Print each entry below precisely as shown.
Records for processing below:
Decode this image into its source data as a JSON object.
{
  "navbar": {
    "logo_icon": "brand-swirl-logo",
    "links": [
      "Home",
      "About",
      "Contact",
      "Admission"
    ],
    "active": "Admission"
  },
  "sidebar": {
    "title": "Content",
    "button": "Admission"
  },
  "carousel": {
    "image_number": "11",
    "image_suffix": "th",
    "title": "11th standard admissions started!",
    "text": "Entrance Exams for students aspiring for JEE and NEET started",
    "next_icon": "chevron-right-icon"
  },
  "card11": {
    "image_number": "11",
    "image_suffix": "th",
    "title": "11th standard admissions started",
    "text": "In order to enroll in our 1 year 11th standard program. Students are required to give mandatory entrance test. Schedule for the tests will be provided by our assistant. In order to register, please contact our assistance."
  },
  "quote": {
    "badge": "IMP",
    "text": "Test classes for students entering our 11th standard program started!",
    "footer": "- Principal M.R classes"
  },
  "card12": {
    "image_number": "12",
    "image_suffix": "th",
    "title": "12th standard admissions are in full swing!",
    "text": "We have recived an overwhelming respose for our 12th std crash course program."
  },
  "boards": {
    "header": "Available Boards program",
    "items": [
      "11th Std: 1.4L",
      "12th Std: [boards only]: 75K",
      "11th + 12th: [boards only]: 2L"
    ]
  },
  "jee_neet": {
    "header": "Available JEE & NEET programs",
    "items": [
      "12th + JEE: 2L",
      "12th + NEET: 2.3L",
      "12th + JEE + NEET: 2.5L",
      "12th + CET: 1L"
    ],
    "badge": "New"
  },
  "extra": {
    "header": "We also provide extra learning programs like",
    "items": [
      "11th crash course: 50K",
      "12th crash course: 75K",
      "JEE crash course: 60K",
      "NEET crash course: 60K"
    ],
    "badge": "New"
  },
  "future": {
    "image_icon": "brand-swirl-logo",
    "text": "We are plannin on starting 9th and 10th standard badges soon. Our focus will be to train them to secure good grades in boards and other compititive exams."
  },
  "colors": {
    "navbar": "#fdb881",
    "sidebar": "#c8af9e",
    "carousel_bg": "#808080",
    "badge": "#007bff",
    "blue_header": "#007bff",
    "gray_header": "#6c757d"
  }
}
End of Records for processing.
> _Result of the exercise_
Decode this image into its source data as a JSON object.
{
  "navbar": {
    "logo_icon": "brand-swirl-logo",
    "links": [
      "Home",
      "About",
      "Contact",
      "Admission"
    ],
    "active": "Admission"
  },
  "sidebar": {
    "title": "Content",
    "button": "Admission"
  },
  "carousel": {
    "image_number": "11",
    "image_suffix": "th",
    "title": "11th standard admissions started!",
    "text": "Entrance Exams for students aspiring for JEE and NEET started",
    "next_icon": "chevron-right-icon"
  },
  "card11": {
    "image_number": "11",
    "image_suffix": "th",
    "title": "11th standard admissions started",
    "text": "In order to enroll in our 1 year 11th standard program. Students are required to give mandatory entrance test. Schedule for the tests will be provided by our assistant. In order to register, please contact our assistance."
  },
  "quote": {
    "badge": "IMP",
    "text": "Test classes for students entering our 11th standard program started!",
    "footer": "- Principal M.R classes"
  },
  "card12": {
    "image_number": "12",
    "image_suffix": "th",
    "title": "12th standard admissions are in full swing!",
    "text": "We have recived an overwhelming respose for our 12th std crash course program."
  },
  "boards": {
    "header": "Available Boards program",
    "items": [
      "11th Std: 1.4L",
      "12th Std: [boards only]: 75K",
      "11th + 12th: [boards only]: 2L"
    ]
  },
  "jee_neet": {
    "header": "Available JEE & NEET programs",
    "items": [
      "12th + JEE: 2L",
      "12th + NEET: 2.3L",
      "12th + JEE + NEET: 2.5L",
      "12th + CET: 1L"
    ],
    "badge": "New"
  },
  "extra": {
    "header": "We also provide extra learning programs like",
    "items": [
      "11th crash course: 50K",
      "12th crash course: 75K",
      "JEE crash course: 60K",
      "NEET crash course: 60K"
    ],
    "badge": "New"
  },
  "future": {
    "image_icon": "brand-swirl-logo",
    "text": "We are plannin on starting 9th and 10th standard badges soon. Our focus will be to train them to secure good grades in boards and other compititive exams."
  },
  "colors": {
    "navbar": "#fdb881",
    "sidebar": "#c8af9e",
    "carousel_bg": "#808080",
    "badge": "#007bff",
    "blue_header": "#007bff",
    "gray_header": "#6c757d"
  }
}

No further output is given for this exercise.